Leave every image out, and print the remaining lines below exactly.
○ ○ ○ ○ ○
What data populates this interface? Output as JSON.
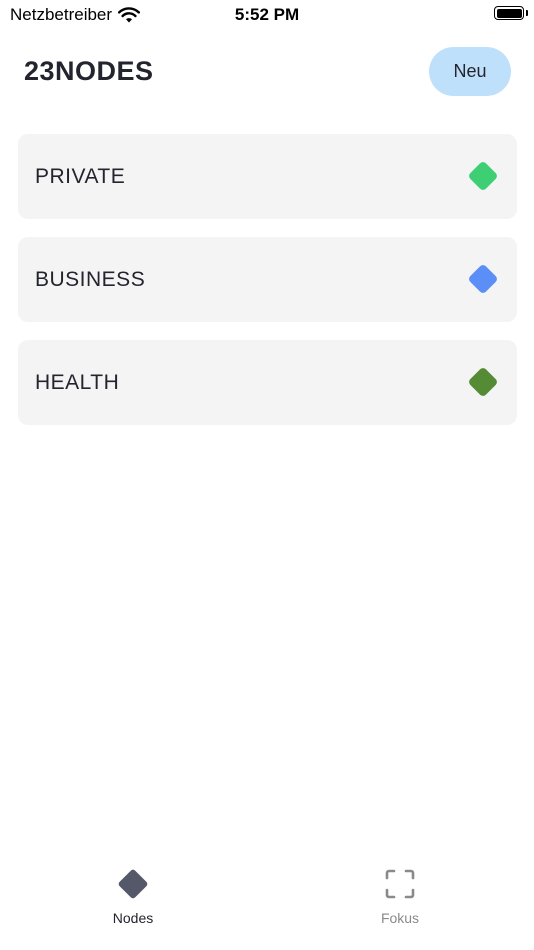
{
  "status_bar": {
    "carrier": "Netzbetreiber",
    "time": "5:52 PM",
    "wifi_icon": "wifi-icon",
    "battery_icon": "battery-icon"
  },
  "header": {
    "title": "23NODES",
    "new_button_label": "Neu"
  },
  "nodes": [
    {
      "label": "PRIVATE",
      "color": "#3ecf74"
    },
    {
      "label": "BUSINESS",
      "color": "#5b8ef7"
    },
    {
      "label": "HEALTH",
      "color": "#558b35"
    }
  ],
  "tab_bar": {
    "tabs": [
      {
        "label": "Nodes",
        "icon": "diamond-icon",
        "active": true
      },
      {
        "label": "Fokus",
        "icon": "focus-frame-icon",
        "active": false
      }
    ]
  },
  "colors": {
    "accent_button": "#bfe0fb",
    "card_background": "#f4f4f4",
    "text_primary": "#24242e"
  }
}
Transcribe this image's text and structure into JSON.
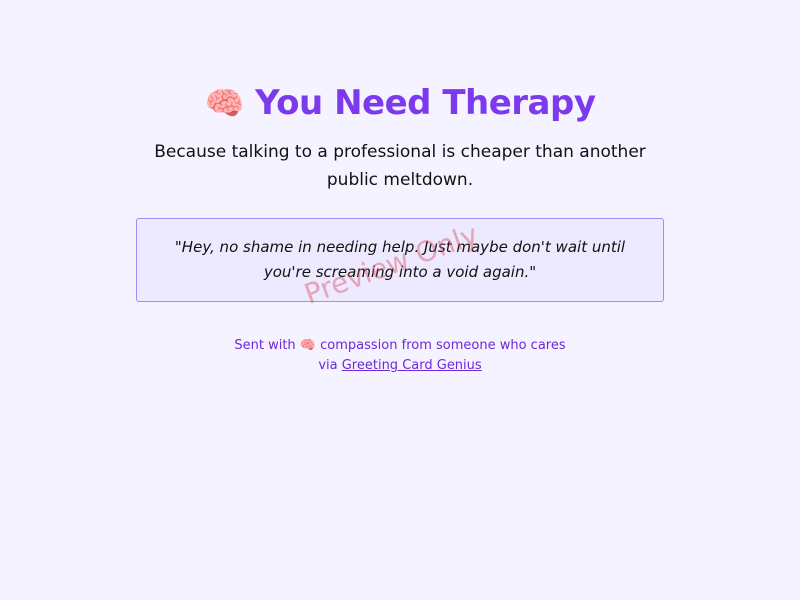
{
  "header": {
    "icon": "brain-icon",
    "emoji": "🧠",
    "title": "You Need Therapy"
  },
  "subtitle": "Because talking to a professional is cheaper than another public meltdown.",
  "quote": "\"Hey, no shame in needing help. Just maybe don't wait until you're screaming into a void again.\"",
  "footer": {
    "sent_prefix": "Sent with",
    "emoji": "🧠",
    "sent_suffix": "compassion from someone who cares",
    "via": "via",
    "link": "Greeting Card Genius"
  },
  "watermark": "Preview Only"
}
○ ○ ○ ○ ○
▶ [WRITTEN SOLUTION]
What data populates this interface? Output as JSON.
{
  "status_bar": {
    "carrier": "Netzbetreiber",
    "time": "5:52 PM",
    "wifi_icon": "wifi-icon",
    "battery_icon": "battery-icon"
  },
  "header": {
    "title": "23NODES",
    "new_button_label": "Neu"
  },
  "nodes": [
    {
      "label": "PRIVATE",
      "color": "#3ecf74"
    },
    {
      "label": "BUSINESS",
      "color": "#5b8ef7"
    },
    {
      "label": "HEALTH",
      "color": "#558b35"
    }
  ],
  "tab_bar": {
    "tabs": [
      {
        "label": "Nodes",
        "icon": "diamond-icon",
        "active": true
      },
      {
        "label": "Fokus",
        "icon": "focus-frame-icon",
        "active": false
      }
    ]
  },
  "colors": {
    "accent_button": "#bfe0fb",
    "card_background": "#f4f4f4",
    "text_primary": "#24242e"
  }
}
Transcribe this image's text and structure into JSON.
{
  "header": {
    "icon": "brain-icon",
    "emoji": "🧠",
    "title": "You Need Therapy"
  },
  "subtitle": "Because talking to a professional is cheaper than another public meltdown.",
  "quote": "\"Hey, no shame in needing help. Just maybe don't wait until you're screaming into a void again.\"",
  "footer": {
    "sent_prefix": "Sent with",
    "emoji": "🧠",
    "sent_suffix": "compassion from someone who cares",
    "via": "via",
    "link": "Greeting Card Genius"
  },
  "watermark": "Preview Only"
}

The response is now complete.